Biden, who has tied himself closely to his time as President Obama’s vice president, has had large leads in multiple polls of African Americans. A July Quinnipiac University national survey found that Biden had the support of 53 percent of black Democrats, while Harris sat at 7 percent. 

The California Democrat has worked to chip into that base of support, hitting Biden at June’s debates over his past opposition to federally mandated busing and comments regarding his ability to work with segregationist senators while in Congress. She renewed the attacks at Wednesday night’s debate.

Harris suggested she was not concerned with polling showing strong black support for Biden, saying she is seeing enthusiasm on the ground for her campaign. 
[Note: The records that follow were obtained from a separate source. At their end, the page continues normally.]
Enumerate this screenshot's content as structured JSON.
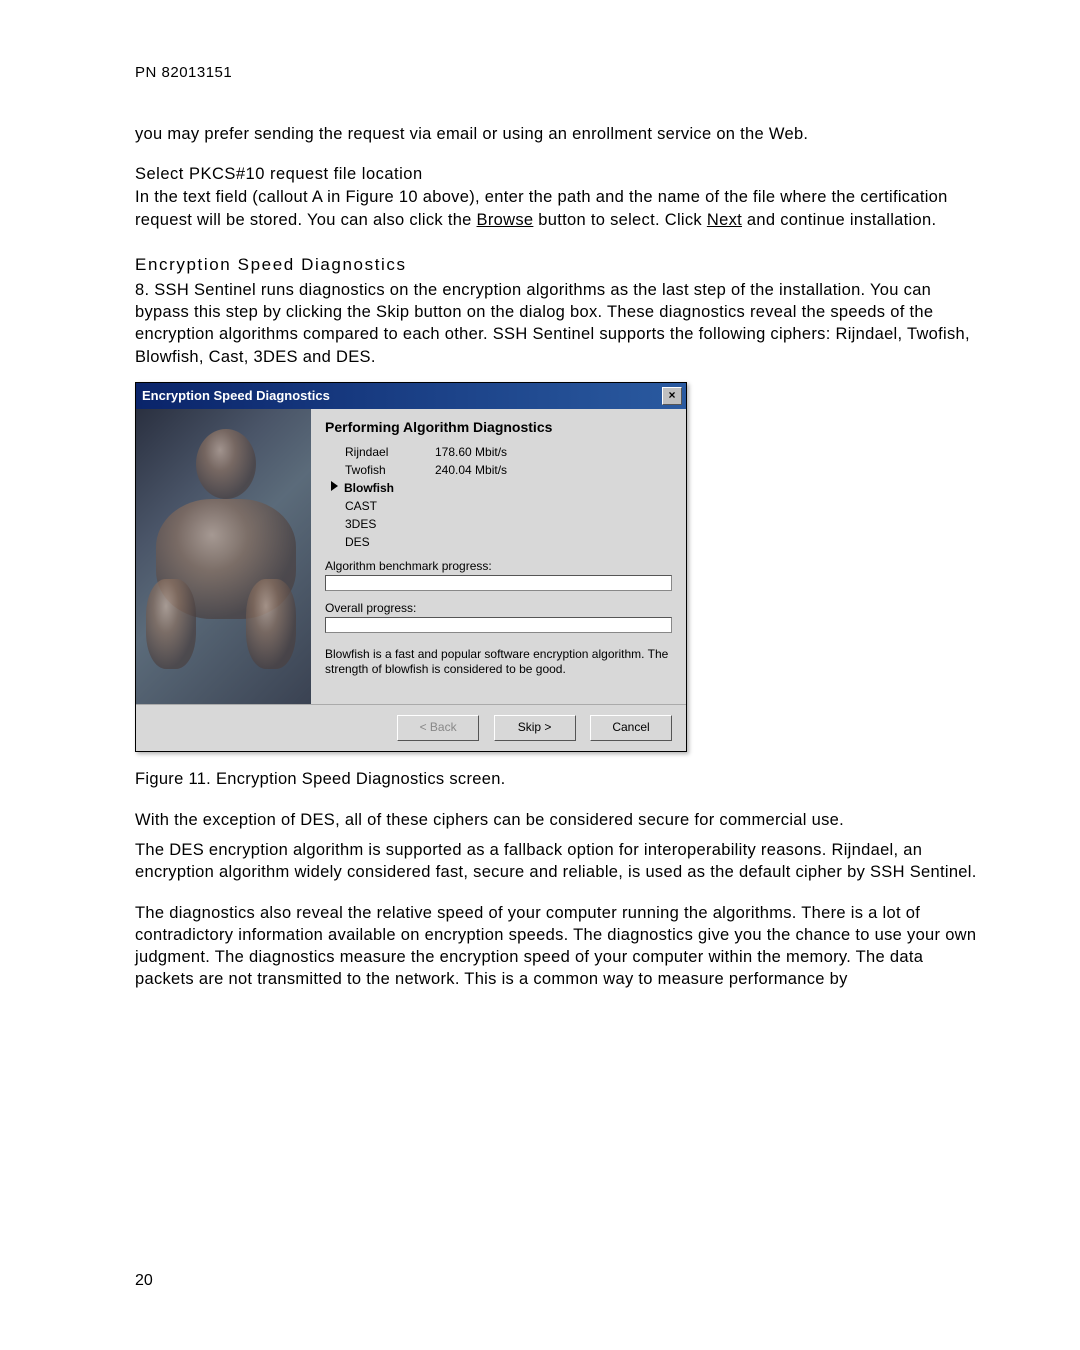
{
  "header": {
    "pn": "PN 82013151"
  },
  "intro": {
    "p1": "you may prefer sending the request via email or using an enrollment service on the Web."
  },
  "section1": {
    "heading": "Select PKCS#10 request file location",
    "p1a": "In the text field (callout A in Figure 10 above), enter the path and the name of the file where the certification request will be stored.  You can also click the ",
    "browse": "Browse",
    "p1b": " button to select.  Click ",
    "next": "Next",
    "p1c": " and continue installation."
  },
  "section2": {
    "heading": "Encryption Speed Diagnostics",
    "p1": "8.  SSH Sentinel runs diagnostics on the encryption algorithms as the last step of the installation. You can bypass this step by clicking the Skip button on the dialog box. These diagnostics reveal the speeds of the encryption algorithms compared to each other. SSH Sentinel supports the following ciphers: Rijndael, Twofish, Blowfish, Cast, 3DES and DES."
  },
  "dialog": {
    "title": "Encryption Speed Diagnostics",
    "heading": "Performing Algorithm Diagnostics",
    "algorithms": [
      {
        "name": "Rijndael",
        "speed": "178.60 Mbit/s"
      },
      {
        "name": "Twofish",
        "speed": "240.04 Mbit/s"
      },
      {
        "name": "Blowfish",
        "speed": ""
      },
      {
        "name": "CAST",
        "speed": ""
      },
      {
        "name": "3DES",
        "speed": ""
      },
      {
        "name": "DES",
        "speed": ""
      }
    ],
    "progress_label1": "Algorithm benchmark progress:",
    "progress_label2": "Overall progress:",
    "description": "Blowfish is a fast and popular software encryption algorithm. The strength of blowfish is considered to be good.",
    "buttons": {
      "back": "< Back",
      "skip": "Skip >",
      "cancel": "Cancel"
    }
  },
  "figure": {
    "caption": "Figure 11.  Encryption Speed Diagnostics screen."
  },
  "after": {
    "p1": "With the exception of DES, all of these ciphers can be considered secure for commercial use.",
    "p2": "The DES encryption algorithm is supported as a fallback option for interoperability reasons. Rijndael, an encryption algorithm widely considered fast, secure and reliable, is used as the default cipher by SSH Sentinel.",
    "p3": "The diagnostics also reveal the relative speed of your computer running the algorithms. There is a lot of contradictory information available on encryption speeds. The diagnostics give you the chance to use your own judgment. The diagnostics measure the encryption speed of your computer within the memory. The data packets are not transmitted to the network. This is a common way to measure performance by"
  },
  "page_number": "20"
}
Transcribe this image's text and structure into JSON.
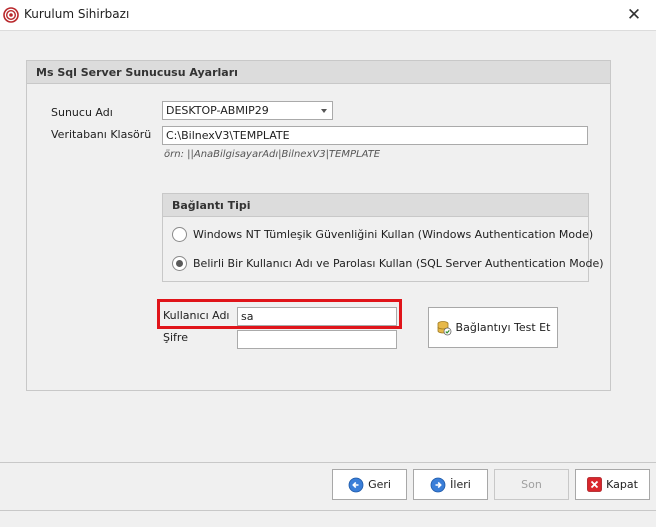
{
  "window": {
    "title": "Kurulum Sihirbazı",
    "close_glyph": "✕"
  },
  "group": {
    "title": "Ms Sql Server Sunucusu Ayarları",
    "server_label": "Sunucu Adı",
    "server_value": "DESKTOP-ABMIP29",
    "folder_label": "Veritabanı Klasörü",
    "folder_value": "C:\\BilnexV3\\TEMPLATE",
    "folder_hint": "örn: ||AnaBilgisayarAdı|BilnexV3|TEMPLATE"
  },
  "connection_type": {
    "title": "Bağlantı Tipi",
    "options": [
      {
        "label": "Windows NT Tümleşik Güvenliğini Kullan (Windows Authentication Mode)",
        "checked": false
      },
      {
        "label": "Belirli Bir Kullanıcı Adı ve Parolası Kullan (SQL Server Authentication Mode)",
        "checked": true
      }
    ]
  },
  "credentials": {
    "username_label": "Kullanıcı Adı",
    "username_value": "sa",
    "password_label": "Şifre",
    "password_value": ""
  },
  "test_button": {
    "label": "Bağlantıyı Test Et",
    "icon": "database-check-icon"
  },
  "footer": {
    "back_label": "Geri",
    "next_label": "İleri",
    "finish_label": "Son",
    "cancel_label": "Kapat"
  },
  "colors": {
    "highlight": "#e0141a",
    "nav_icon_blue": "#3a7ed8",
    "cancel_icon_red": "#d9262c"
  }
}
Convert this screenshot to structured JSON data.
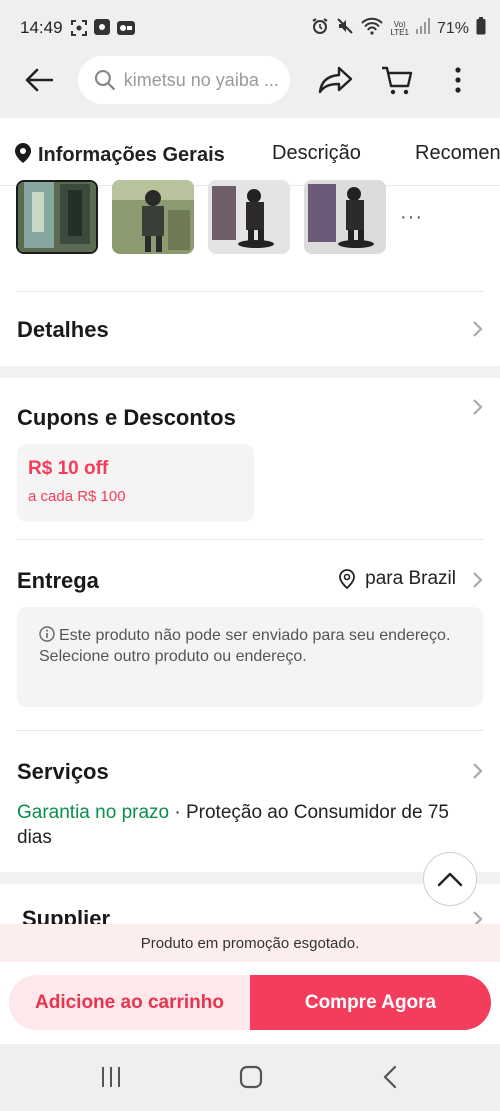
{
  "status_bar": {
    "time": "14:49",
    "battery": "71%",
    "network_top": "Vo)",
    "network_bottom": "LTE1"
  },
  "top_nav": {
    "search_placeholder": "kimetsu no yaiba ...",
    "icons": [
      "back-arrow-icon",
      "search-icon",
      "share-icon",
      "cart-icon",
      "more-vertical-icon"
    ]
  },
  "tabs": [
    {
      "label": "Informações Gerais",
      "active": true
    },
    {
      "label": "Descrição",
      "active": false
    },
    {
      "label": "Recomen",
      "active": false
    }
  ],
  "thumbnails": {
    "count": 4,
    "active_index": 0,
    "more": "···"
  },
  "details": {
    "title": "Detalhes"
  },
  "coupons": {
    "title": "Cupons e Descontos",
    "amount": "R$ 10 off",
    "condition": "a cada R$ 100"
  },
  "delivery": {
    "title": "Entrega",
    "ship_to": "para Brazil",
    "notice_line1": "Este produto não pode ser enviado para seu endereço.",
    "notice_line2": "Selecione outro produto ou endereço."
  },
  "services": {
    "title": "Serviços",
    "guarantee": "Garantia no prazo",
    "separator": " · ",
    "protection": "Proteção ao Consumidor de 75 dias"
  },
  "supplier": {
    "title": "Supplier"
  },
  "promo_notice": "Produto em promoção esgotado.",
  "actions": {
    "add_to_cart": "Adicione ao carrinho",
    "buy_now": "Compre Agora"
  },
  "colors": {
    "accent": "#f43d5c",
    "accent_light": "#fde9ec",
    "green": "#0a8f4b"
  }
}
“And I’ll tell you, if you judge it by who’s showing up and the kind of support we are getting on the ground, the endorsements we are receiving, I will tell you I am fully prepared and equipped to compete on a very serious level, and I intend to win this election,” she said Thursday.